1. What will Nick Williams’ playing time be?
The highly-touted outfielder finally got his call-up to the big leagues a few weeks prior to the all-star break. In 10 games, he posted a .281 average with a homer. It was nothing to get too excited about, but he certainly didn’t look out of place. The question that remains for the second half will be what Williams’ usage is the rest of the way. For the fans’ sake, Williams should be an everyday guy along with fellow youngster, Aaron Altherr. The platoon should be with Odubel Herrera and Howie Kendrick (until his likely trade). It’s also nice to see Williams bat in the fifth spot, where he spent six of his 10 games, but it wouldn’t be a surprise to see him slide up to third in the order more often if he proves to be a guy who can get on base.
2. Can we expect a turnaround from Maikel Franco?
A major disappointment in the first half was Franco’s performance. He sits at a .217 average and a .274 on-base percentage. That’s simply not good enough for a guy whose supposed to be a major producer in the lineup. He’s not off to a strong start in July, either, batting .200 in the nine games before the break. He’ll need to break out of that funk or else there will be talk about what to make of him moving forward; in fact, there’s already speculation he could be on the block come the trade deadline.
3. Will Aaron Nola keep rising?
To start, Nola opened 2-0 and looked to be finding his groove, but then came a frustrating May that saw him go 0-3 with a 5.63 ERA. He’s been a different pitcher since, though, especially in his last two starts. He went into the break with a 1.20 ERA and 17 strikeouts to just three walks in those final two outings. For a team where wins (and quality starts) are absent, Nola’s re-emergence is a welcomed sight. It’ll be a matter of if he can sustain that consistency, something he hasn’t quite done throughout his career.
4. Which prospects can we expect up in the second half?
It’s too tough to predict which guys get the call when the rosters expand September — players like Jorge Alfaro and Roman Quinn will certainly be among the group. If the team keeps up the poor play in July and August, however, will someone like Scott Kingery or Rhys Hoskins get the call-up before September? It seems more likely that Hoskins would get a shot over Kingery. During the Futures Game, Hoskins told reporters that “I’m ready” to play in the big leagues; the confidence is there, now it’s a matter of when not if. Unfortunately, the Phillies lean more conservative in their handling of prospects.
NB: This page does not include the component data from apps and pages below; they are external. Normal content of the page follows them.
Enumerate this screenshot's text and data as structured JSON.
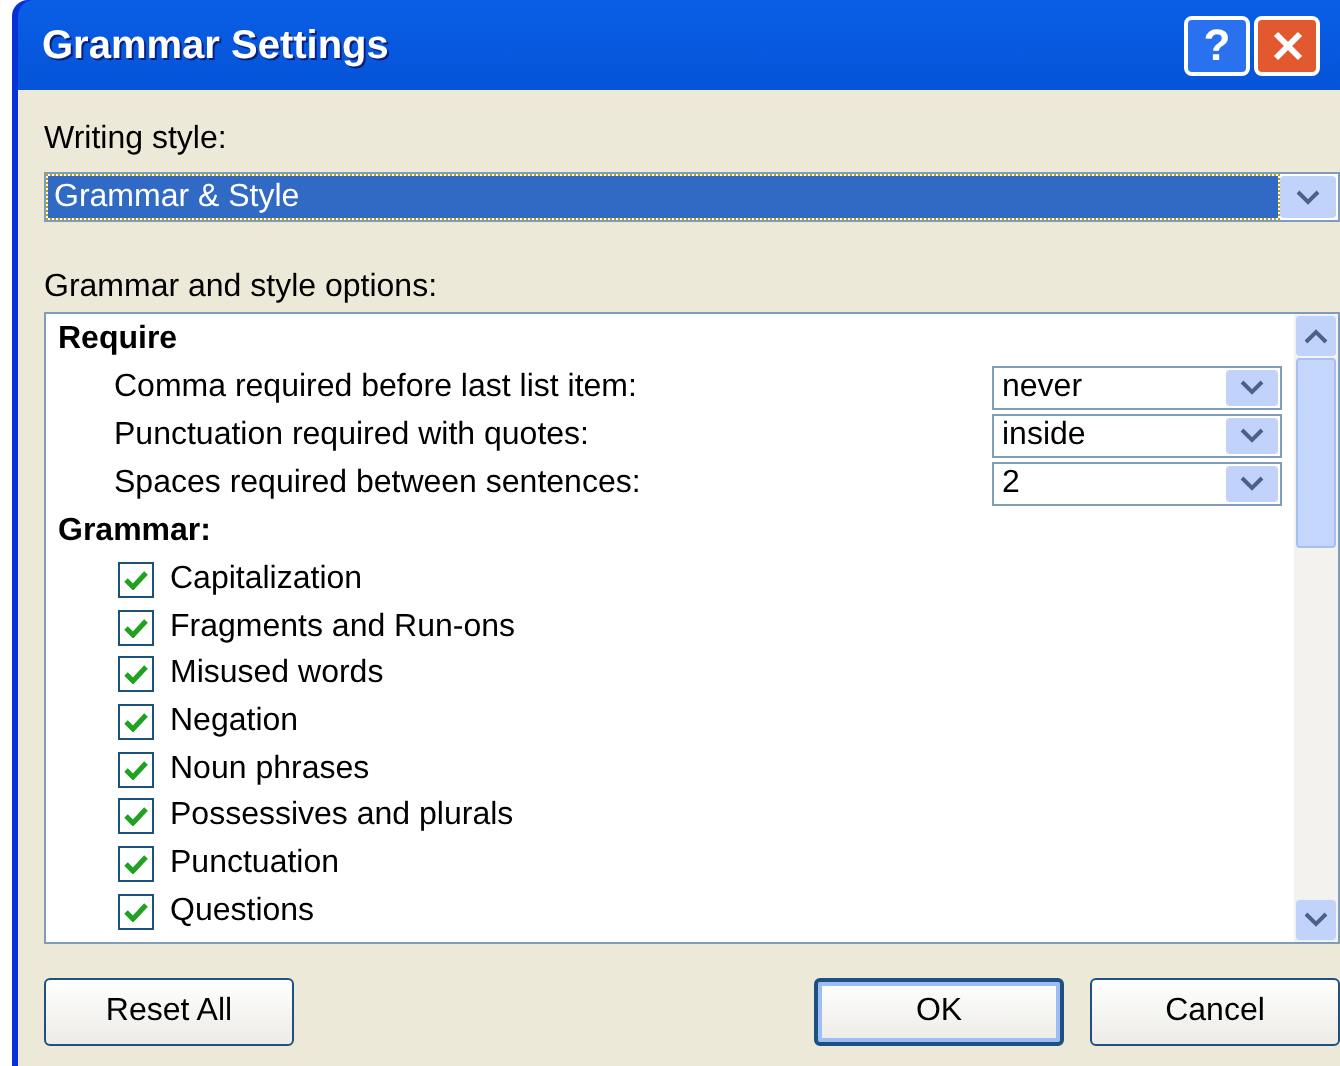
{
  "window": {
    "title": "Grammar Settings",
    "title_buttons": [
      {
        "kind": "help",
        "label": "?"
      },
      {
        "kind": "close"
      }
    ]
  },
  "writing_style": {
    "label": "Writing style:",
    "value": "Grammar & Style"
  },
  "options": {
    "label": "Grammar and style options:",
    "sections": [
      {
        "title": "Require",
        "items": [
          {
            "kind": "select",
            "label": "Comma required before last list item:",
            "value": "never"
          },
          {
            "kind": "select",
            "label": "Punctuation required with quotes:",
            "value": "inside"
          },
          {
            "kind": "select",
            "label": "Spaces required between sentences:",
            "value": "2"
          }
        ]
      },
      {
        "title": "Grammar:",
        "items": [
          {
            "kind": "checkbox",
            "label": "Capitalization",
            "checked": true
          },
          {
            "kind": "checkbox",
            "label": "Fragments and Run-ons",
            "checked": true
          },
          {
            "kind": "checkbox",
            "label": "Misused words",
            "checked": true
          },
          {
            "kind": "checkbox",
            "label": "Negation",
            "checked": true
          },
          {
            "kind": "checkbox",
            "label": "Noun phrases",
            "checked": true
          },
          {
            "kind": "checkbox",
            "label": "Possessives and plurals",
            "checked": true
          },
          {
            "kind": "checkbox",
            "label": "Punctuation",
            "checked": true
          },
          {
            "kind": "checkbox",
            "label": "Questions",
            "checked": true
          }
        ]
      }
    ]
  },
  "buttons": [
    {
      "kind": "reset",
      "label": "Reset All"
    },
    {
      "kind": "ok",
      "label": "OK",
      "selected": true
    },
    {
      "kind": "cancel",
      "label": "Cancel",
      "selected": false
    }
  ]
}
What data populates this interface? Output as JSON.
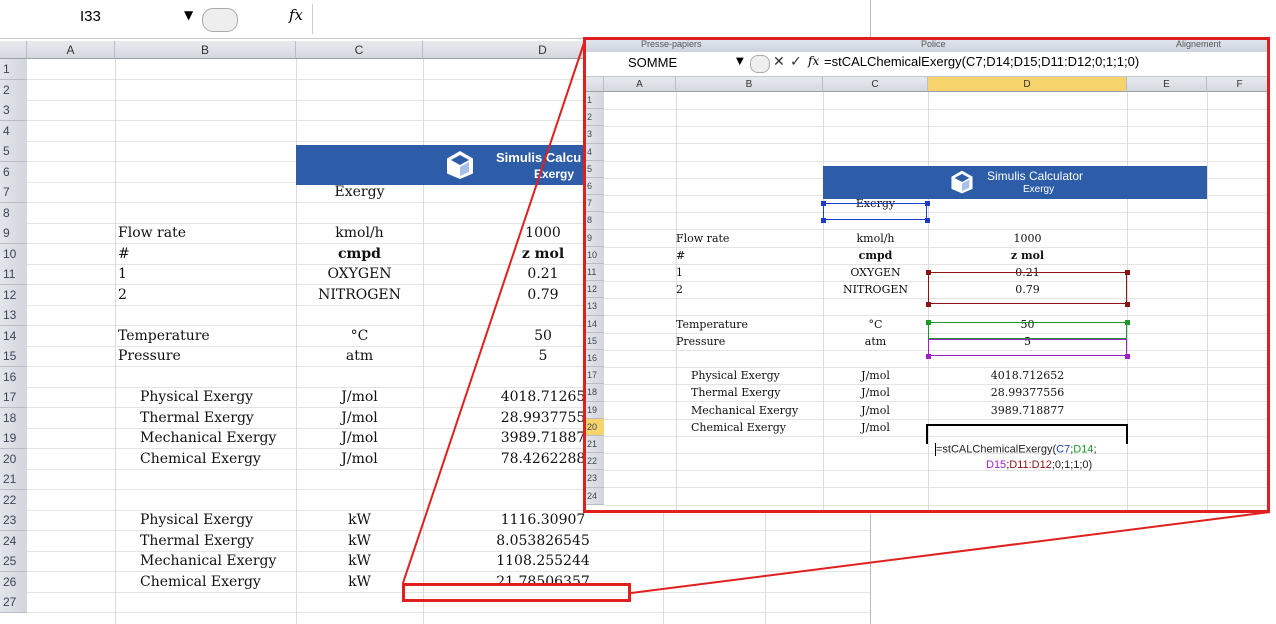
{
  "main": {
    "name_box": "I33",
    "fx_label": "fx",
    "columns": [
      "A",
      "B",
      "C",
      "D"
    ],
    "rows": [
      "1",
      "2",
      "3",
      "4",
      "5",
      "6",
      "7",
      "8",
      "9",
      "10",
      "11",
      "12",
      "13",
      "14",
      "15",
      "16",
      "17",
      "18",
      "19",
      "20",
      "21",
      "22",
      "23",
      "24",
      "25",
      "26",
      "27"
    ],
    "banner_title": "Simulis Calcu",
    "banner_sub": "Exergy",
    "c7": "Exergy",
    "r9": {
      "b": "Flow rate",
      "c": "kmol/h",
      "d": "1000"
    },
    "r10": {
      "b": "#",
      "c": "cmpd",
      "d": "z mol"
    },
    "r11": {
      "b": "1",
      "c": "OXYGEN",
      "d": "0.21"
    },
    "r12": {
      "b": "2",
      "c": "NITROGEN",
      "d": "0.79"
    },
    "r14": {
      "b": "Temperature",
      "c": "°C",
      "d": "50"
    },
    "r15": {
      "b": "Pressure",
      "c": "atm",
      "d": "5"
    },
    "r17": {
      "b": "Physical Exergy",
      "c": "J/mol",
      "d": "4018.71265"
    },
    "r18": {
      "b": "Thermal Exergy",
      "c": "J/mol",
      "d": "28.9937755"
    },
    "r19": {
      "b": "Mechanical Exergy",
      "c": "J/mol",
      "d": "3989.71887"
    },
    "r20": {
      "b": "Chemical Exergy",
      "c": "J/mol",
      "d": "78.4262288"
    },
    "r23": {
      "b": "Physical Exergy",
      "c": "kW",
      "d": "1116.30907"
    },
    "r24": {
      "b": "Thermal Exergy",
      "c": "kW",
      "d": "8.053826545"
    },
    "r25": {
      "b": "Mechanical Exergy",
      "c": "kW",
      "d": "1108.255244"
    },
    "r26": {
      "b": "Chemical Exergy",
      "c": "kW",
      "d": "21.78506357"
    }
  },
  "inset": {
    "ribbon_left": "Presse-papiers",
    "ribbon_mid": "Police",
    "ribbon_right": "Alignement",
    "name_box": "SOMME",
    "cancel": "✕",
    "enter": "✓",
    "fx_label": "fx",
    "formula": "=stCALChemicalExergy(C7;D14;D15;D11:D12;0;1;1;0)",
    "columns": [
      "A",
      "B",
      "C",
      "D",
      "E",
      "F"
    ],
    "rows": [
      "1",
      "2",
      "3",
      "4",
      "5",
      "6",
      "7",
      "8",
      "9",
      "10",
      "11",
      "12",
      "13",
      "14",
      "15",
      "16",
      "17",
      "18",
      "19",
      "20",
      "21",
      "22",
      "23",
      "24"
    ],
    "banner_title": "Simulis Calculator",
    "banner_sub": "Exergy",
    "c7": "Exergy",
    "r9": {
      "b": "Flow rate",
      "c": "kmol/h",
      "d": "1000"
    },
    "r10": {
      "b": "#",
      "c": "cmpd",
      "d": "z mol"
    },
    "r11": {
      "b": "1",
      "c": "OXYGEN",
      "d": "0.21"
    },
    "r12": {
      "b": "2",
      "c": "NITROGEN",
      "d": "0.79"
    },
    "r14": {
      "b": "Temperature",
      "c": "°C",
      "d": "50"
    },
    "r15": {
      "b": "Pressure",
      "c": "atm",
      "d": "5"
    },
    "r17": {
      "b": "Physical Exergy",
      "c": "J/mol",
      "d": "4018.712652"
    },
    "r18": {
      "b": "Thermal Exergy",
      "c": "J/mol",
      "d": "28.99377556"
    },
    "r19": {
      "b": "Mechanical Exergy",
      "c": "J/mol",
      "d": "3989.718877"
    },
    "r20": {
      "b": "Chemical Exergy",
      "c": "J/mol"
    },
    "edit_line1_prefix": "=stCALChemicalExergy(",
    "edit_c7": "C7",
    "edit_d14": "D14",
    "edit_line2_d15": "D15",
    "edit_d11": "D11:D12",
    "edit_tail": ";0;1;1;0)"
  },
  "colors": {
    "highlight": "#e0201e",
    "banner": "#2d5ca8"
  }
}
That being said, it may just be too hard to keep Hoskins down in Triple-A for another month.
5. Just how bad can this thing get?
This is a question fans hate to ask, but it’s looking more and more like this Phillies team is headed for the worst record in baseball as things don’t appear to be getting better anytime soon. Their 29 wins are the fewest in baseball with the next closest being San Francisco with 34. At the pace they’re going, the Phillies are flirting with 108-110 losses, which would come awfully close to their worst season ever when they lost 111 games in 1941.